Complete, exact copies of all entries are needed.

Data extracted from a collection:
= Beginning of Section =

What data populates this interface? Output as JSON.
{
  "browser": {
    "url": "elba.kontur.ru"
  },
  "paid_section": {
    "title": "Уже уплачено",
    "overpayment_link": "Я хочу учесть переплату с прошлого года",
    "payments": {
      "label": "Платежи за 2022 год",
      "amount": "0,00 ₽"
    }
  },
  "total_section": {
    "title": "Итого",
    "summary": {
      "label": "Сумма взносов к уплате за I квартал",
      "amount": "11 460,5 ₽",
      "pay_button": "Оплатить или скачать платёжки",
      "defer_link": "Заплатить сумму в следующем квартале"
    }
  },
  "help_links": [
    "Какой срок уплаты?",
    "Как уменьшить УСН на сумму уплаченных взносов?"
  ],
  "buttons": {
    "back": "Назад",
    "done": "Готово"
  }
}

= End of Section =

_Answer area:_
What data populates this interface? Output as JSON.
{
  "browser": {
    "url": "elba.kontur.ru"
  },
  "paid_section": {
    "title": "Уже уплачено",
    "overpayment_link": "Я хочу учесть переплату с прошлого года",
    "payments": {
      "label": "Платежи за 2022 год",
      "amount": "0,00 ₽"
    }
  },
  "total_section": {
    "title": "Итого",
    "summary": {
      "label": "Сумма взносов к уплате за I квартал",
      "amount": "11 460,5 ₽",
      "pay_button": "Оплатить или скачать платёжки",
      "defer_link": "Заплатить сумму в следующем квартале"
    }
  },
  "help_links": [
    "Какой срок уплаты?",
    "Как уменьшить УСН на сумму уплаченных взносов?"
  ],
  "buttons": {
    "back": "Назад",
    "done": "Готово"
  }
}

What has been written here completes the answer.